▶ **TASK TO COMPLETE**
When a line of the entries contains "return", please list that line.

Data items
○ ○ ○ ○ ○ ○ ○

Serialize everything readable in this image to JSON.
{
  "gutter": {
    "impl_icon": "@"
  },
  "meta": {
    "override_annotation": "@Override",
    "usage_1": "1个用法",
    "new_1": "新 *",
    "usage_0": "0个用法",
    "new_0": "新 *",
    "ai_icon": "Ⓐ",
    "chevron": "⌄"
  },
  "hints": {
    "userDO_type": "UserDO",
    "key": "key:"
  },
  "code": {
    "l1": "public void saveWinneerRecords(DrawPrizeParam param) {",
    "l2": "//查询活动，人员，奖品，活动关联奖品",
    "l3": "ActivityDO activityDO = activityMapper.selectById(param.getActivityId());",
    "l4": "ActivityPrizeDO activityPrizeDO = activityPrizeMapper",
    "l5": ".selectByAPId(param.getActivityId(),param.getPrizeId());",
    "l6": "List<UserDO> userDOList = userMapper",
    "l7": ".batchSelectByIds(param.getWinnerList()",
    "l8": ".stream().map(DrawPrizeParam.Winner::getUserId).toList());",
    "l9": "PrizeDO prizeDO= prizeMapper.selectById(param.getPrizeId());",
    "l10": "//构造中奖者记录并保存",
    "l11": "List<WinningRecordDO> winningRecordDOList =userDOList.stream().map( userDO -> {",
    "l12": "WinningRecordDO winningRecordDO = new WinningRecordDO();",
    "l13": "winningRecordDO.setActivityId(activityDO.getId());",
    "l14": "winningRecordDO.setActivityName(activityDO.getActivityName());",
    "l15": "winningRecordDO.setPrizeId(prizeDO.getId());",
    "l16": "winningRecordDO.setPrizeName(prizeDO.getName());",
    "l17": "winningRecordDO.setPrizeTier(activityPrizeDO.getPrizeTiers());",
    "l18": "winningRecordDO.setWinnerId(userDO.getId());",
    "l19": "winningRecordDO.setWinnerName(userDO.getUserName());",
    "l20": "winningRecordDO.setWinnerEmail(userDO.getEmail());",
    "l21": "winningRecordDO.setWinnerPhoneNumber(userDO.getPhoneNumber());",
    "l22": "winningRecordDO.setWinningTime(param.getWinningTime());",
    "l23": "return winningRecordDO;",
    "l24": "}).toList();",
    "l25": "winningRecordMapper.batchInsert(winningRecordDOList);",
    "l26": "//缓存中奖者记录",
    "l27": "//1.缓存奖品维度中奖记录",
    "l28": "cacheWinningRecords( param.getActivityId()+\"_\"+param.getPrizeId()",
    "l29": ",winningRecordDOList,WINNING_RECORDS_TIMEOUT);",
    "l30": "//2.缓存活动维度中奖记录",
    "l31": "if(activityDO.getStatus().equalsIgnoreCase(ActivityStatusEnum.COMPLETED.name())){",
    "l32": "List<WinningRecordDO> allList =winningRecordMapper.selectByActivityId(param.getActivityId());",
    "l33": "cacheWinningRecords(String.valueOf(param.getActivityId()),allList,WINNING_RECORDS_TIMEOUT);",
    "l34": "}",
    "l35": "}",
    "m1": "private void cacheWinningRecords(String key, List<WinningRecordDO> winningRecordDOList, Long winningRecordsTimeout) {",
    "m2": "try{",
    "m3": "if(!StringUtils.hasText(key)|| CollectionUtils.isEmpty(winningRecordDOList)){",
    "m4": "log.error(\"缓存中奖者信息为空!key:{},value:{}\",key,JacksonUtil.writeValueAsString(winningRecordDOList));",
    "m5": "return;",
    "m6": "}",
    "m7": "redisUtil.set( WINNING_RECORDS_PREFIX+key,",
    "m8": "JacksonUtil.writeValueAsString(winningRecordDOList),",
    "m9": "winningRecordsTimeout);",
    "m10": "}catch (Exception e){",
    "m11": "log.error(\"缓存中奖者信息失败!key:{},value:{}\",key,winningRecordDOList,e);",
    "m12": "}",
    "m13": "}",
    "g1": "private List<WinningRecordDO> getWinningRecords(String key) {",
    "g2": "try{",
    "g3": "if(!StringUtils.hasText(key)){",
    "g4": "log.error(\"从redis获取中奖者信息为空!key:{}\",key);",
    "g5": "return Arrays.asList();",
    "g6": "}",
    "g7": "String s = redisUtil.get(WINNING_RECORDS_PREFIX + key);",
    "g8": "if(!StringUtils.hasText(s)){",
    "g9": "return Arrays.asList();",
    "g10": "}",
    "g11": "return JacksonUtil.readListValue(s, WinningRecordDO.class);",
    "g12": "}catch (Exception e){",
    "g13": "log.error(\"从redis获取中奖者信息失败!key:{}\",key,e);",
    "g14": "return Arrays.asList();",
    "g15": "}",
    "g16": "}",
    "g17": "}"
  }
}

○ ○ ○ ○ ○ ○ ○

▶ **RESPONSE BELOW**
    "l23": "return winningRecordDO;",
    "m5": "return;",
    "g5": "return Arrays.asList();",
    "g9": "return Arrays.asList();",
    "g11": "return JacksonUtil.readListValue(s, WinningRecordDO.class);",
    "g14": "return Arrays.asList();",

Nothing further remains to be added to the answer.